Information supplied.

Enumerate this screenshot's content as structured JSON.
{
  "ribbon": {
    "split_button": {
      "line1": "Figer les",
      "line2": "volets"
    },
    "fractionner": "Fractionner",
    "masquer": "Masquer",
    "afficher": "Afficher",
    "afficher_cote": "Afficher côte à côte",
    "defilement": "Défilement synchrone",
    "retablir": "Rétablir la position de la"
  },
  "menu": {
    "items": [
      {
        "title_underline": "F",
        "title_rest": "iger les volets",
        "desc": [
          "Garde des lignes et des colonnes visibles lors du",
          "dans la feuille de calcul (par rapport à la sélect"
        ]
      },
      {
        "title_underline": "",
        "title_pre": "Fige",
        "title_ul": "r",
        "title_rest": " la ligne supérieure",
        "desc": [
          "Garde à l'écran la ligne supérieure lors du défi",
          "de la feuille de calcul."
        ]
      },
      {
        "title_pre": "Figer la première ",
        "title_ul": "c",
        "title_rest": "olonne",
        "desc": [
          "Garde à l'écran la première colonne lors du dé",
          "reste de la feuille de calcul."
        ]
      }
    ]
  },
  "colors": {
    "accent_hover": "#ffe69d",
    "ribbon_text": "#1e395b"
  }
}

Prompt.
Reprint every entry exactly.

Output.
Enumerate this screenshot's content as structured JSON.
{
  "ribbon": {
    "split_button": {
      "line1": "Figer les",
      "line2": "volets"
    },
    "fractionner": "Fractionner",
    "masquer": "Masquer",
    "afficher": "Afficher",
    "afficher_cote": "Afficher côte à côte",
    "defilement": "Défilement synchrone",
    "retablir": "Rétablir la position de la"
  },
  "menu": {
    "items": [
      {
        "title_underline": "F",
        "title_rest": "iger les volets",
        "desc": [
          "Garde des lignes et des colonnes visibles lors du",
          "dans la feuille de calcul (par rapport à la sélect"
        ]
      },
      {
        "title_underline": "",
        "title_pre": "Fige",
        "title_ul": "r",
        "title_rest": " la ligne supérieure",
        "desc": [
          "Garde à l'écran la ligne supérieure lors du défi",
          "de la feuille de calcul."
        ]
      },
      {
        "title_pre": "Figer la première ",
        "title_ul": "c",
        "title_rest": "olonne",
        "desc": [
          "Garde à l'écran la première colonne lors du dé",
          "reste de la feuille de calcul."
        ]
      }
    ]
  },
  "colors": {
    "accent_hover": "#ffe69d",
    "ribbon_text": "#1e395b"
  }
}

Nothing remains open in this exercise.